Input data »

=== Section Start ===

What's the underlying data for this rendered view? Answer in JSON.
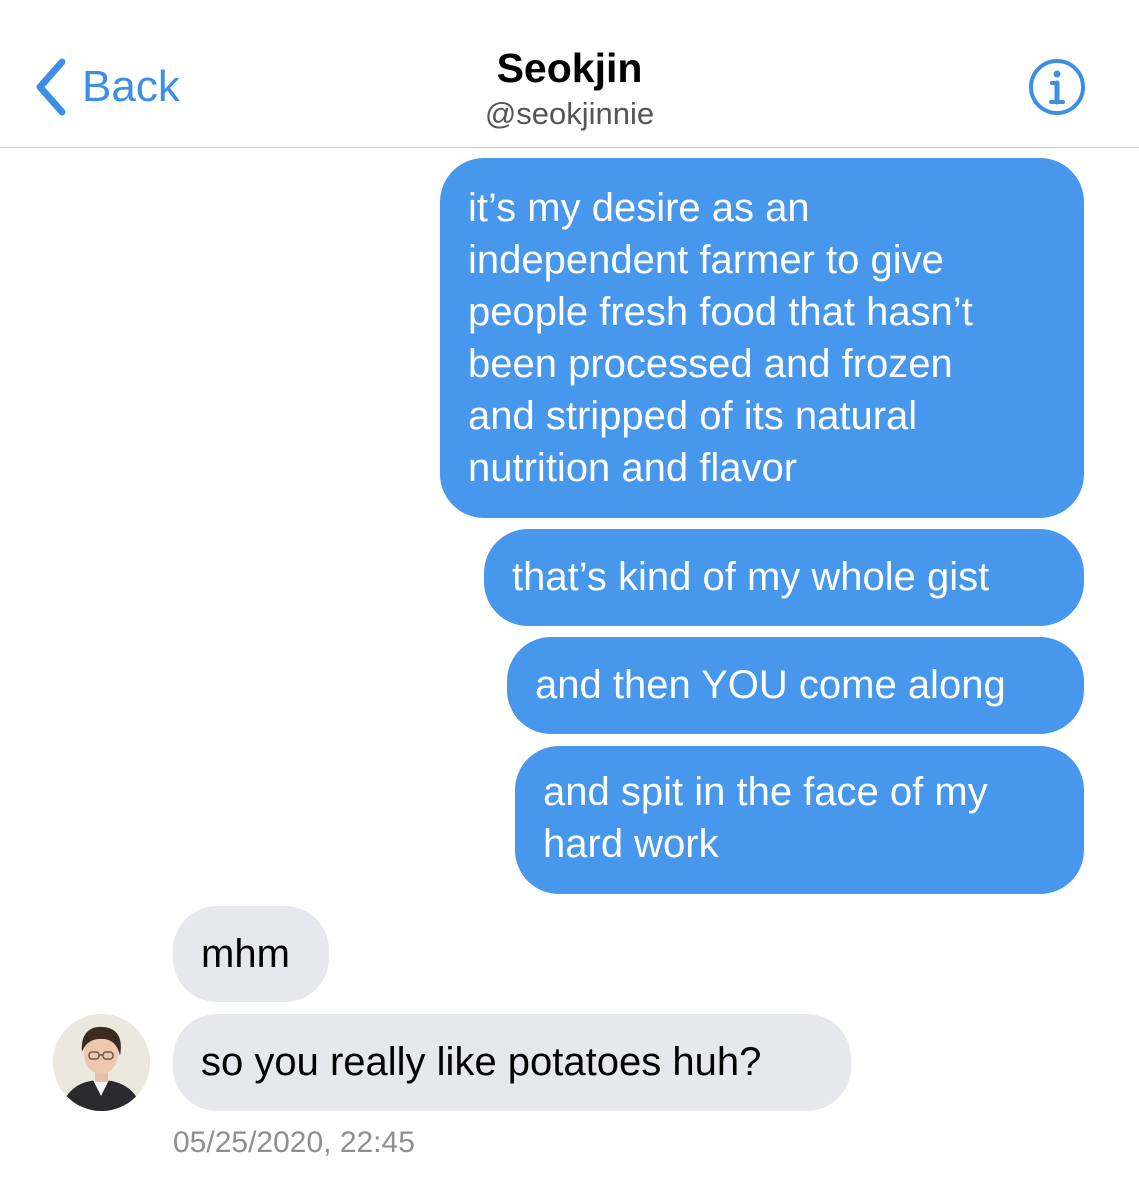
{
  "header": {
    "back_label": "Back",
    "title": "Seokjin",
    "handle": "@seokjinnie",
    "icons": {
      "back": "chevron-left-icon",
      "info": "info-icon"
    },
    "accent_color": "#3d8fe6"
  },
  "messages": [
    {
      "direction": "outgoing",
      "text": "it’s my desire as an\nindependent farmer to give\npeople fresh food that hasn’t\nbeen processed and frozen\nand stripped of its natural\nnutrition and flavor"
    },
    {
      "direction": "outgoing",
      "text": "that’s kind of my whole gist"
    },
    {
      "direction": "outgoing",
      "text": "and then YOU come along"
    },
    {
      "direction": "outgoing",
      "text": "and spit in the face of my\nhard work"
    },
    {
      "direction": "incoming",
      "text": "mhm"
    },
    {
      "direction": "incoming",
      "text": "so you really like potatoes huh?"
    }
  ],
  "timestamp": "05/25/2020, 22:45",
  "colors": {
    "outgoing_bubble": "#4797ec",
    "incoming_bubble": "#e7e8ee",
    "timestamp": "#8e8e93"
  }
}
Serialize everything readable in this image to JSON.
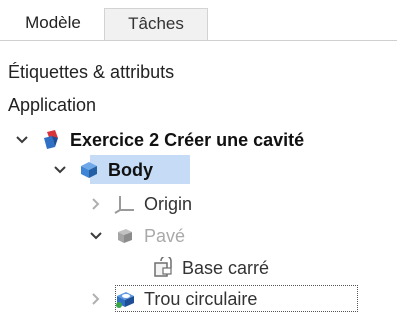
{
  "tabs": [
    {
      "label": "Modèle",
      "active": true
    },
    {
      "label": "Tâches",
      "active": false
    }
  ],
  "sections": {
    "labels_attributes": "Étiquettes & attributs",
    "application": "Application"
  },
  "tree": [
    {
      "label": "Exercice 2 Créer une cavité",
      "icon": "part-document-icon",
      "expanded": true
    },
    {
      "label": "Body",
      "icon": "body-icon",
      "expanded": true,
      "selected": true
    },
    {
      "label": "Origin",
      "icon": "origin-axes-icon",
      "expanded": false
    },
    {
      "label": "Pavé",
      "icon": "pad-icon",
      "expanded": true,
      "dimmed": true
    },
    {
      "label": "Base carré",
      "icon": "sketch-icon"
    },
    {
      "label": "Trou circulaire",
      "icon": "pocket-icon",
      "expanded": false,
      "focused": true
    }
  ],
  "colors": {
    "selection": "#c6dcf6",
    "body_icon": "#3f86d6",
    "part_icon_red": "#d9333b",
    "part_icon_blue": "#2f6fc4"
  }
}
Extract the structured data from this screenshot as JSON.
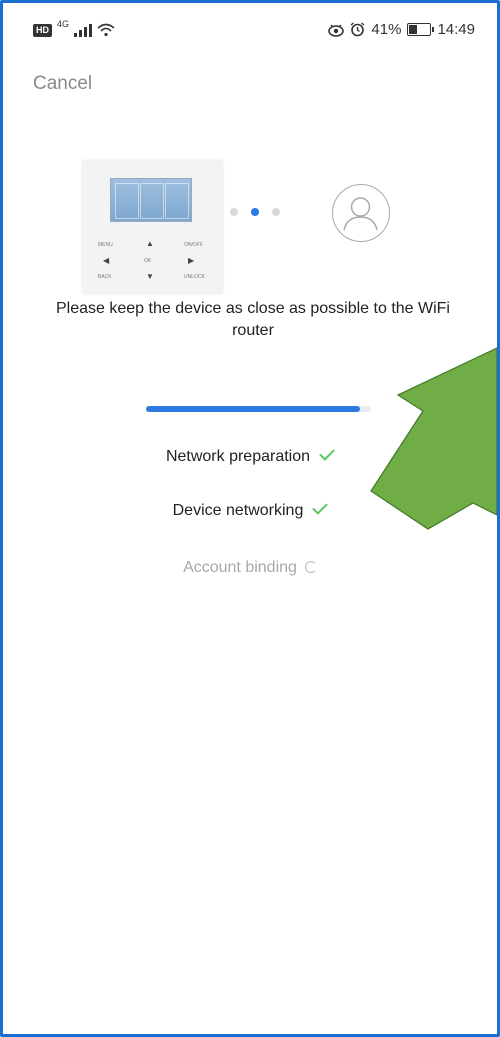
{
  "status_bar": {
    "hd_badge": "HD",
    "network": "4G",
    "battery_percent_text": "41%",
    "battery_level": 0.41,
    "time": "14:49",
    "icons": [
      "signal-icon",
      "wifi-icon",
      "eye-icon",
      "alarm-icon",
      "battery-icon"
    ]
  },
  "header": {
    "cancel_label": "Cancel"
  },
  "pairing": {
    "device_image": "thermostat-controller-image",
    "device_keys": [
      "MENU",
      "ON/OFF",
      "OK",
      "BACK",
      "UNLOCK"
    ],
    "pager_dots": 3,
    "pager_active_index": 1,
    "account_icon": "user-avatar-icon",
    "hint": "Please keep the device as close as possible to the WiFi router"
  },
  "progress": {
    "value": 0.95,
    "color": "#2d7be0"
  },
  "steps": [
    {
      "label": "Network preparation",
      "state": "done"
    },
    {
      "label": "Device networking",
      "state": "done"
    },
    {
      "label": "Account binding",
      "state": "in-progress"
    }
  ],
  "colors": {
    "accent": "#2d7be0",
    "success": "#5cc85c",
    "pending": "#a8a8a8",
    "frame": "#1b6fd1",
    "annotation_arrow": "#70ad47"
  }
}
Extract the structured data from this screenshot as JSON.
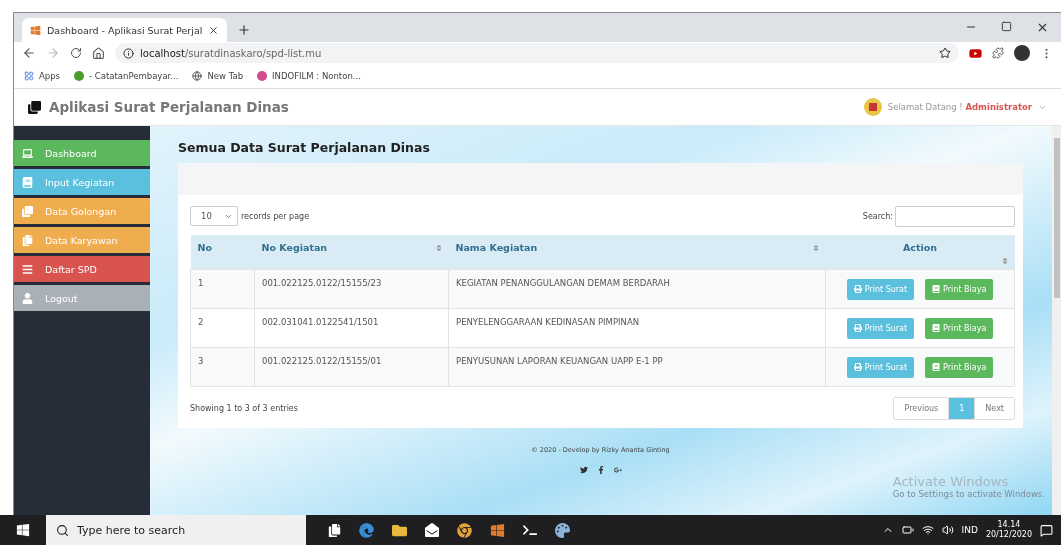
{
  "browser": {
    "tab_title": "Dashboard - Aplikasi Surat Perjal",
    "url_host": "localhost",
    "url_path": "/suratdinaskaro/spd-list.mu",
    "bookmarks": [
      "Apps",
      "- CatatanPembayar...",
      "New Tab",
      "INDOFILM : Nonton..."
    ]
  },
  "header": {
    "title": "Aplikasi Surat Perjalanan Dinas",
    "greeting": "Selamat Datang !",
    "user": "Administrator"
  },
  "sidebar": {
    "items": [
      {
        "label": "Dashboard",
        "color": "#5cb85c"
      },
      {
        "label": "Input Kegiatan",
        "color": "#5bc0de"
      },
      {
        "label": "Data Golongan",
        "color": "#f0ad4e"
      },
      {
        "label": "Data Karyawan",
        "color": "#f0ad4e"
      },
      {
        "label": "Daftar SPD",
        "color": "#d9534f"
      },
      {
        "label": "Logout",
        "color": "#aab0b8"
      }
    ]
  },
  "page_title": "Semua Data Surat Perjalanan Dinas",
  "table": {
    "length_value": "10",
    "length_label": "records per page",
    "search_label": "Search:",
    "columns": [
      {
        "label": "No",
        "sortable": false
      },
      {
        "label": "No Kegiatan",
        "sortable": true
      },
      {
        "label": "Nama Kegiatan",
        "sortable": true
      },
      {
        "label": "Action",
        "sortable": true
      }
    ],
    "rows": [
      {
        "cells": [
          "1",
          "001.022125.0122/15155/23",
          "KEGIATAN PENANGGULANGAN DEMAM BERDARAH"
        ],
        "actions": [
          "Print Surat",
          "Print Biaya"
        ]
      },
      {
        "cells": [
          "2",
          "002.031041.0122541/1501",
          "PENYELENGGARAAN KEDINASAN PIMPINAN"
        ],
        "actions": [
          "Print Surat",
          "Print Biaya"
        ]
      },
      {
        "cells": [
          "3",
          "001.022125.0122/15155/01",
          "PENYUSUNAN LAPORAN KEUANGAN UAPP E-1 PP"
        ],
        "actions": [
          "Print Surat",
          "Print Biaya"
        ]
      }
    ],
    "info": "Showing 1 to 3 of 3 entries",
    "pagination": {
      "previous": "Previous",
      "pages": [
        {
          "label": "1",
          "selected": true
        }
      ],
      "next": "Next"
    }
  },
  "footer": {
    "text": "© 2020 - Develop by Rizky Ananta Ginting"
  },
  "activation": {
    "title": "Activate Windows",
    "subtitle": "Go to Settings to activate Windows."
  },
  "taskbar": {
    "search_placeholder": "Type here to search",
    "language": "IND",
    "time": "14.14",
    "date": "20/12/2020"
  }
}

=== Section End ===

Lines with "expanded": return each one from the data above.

      "expanded": true
      "expanded": true,
      "expanded": false
      "expanded": true,
      "expanded": false,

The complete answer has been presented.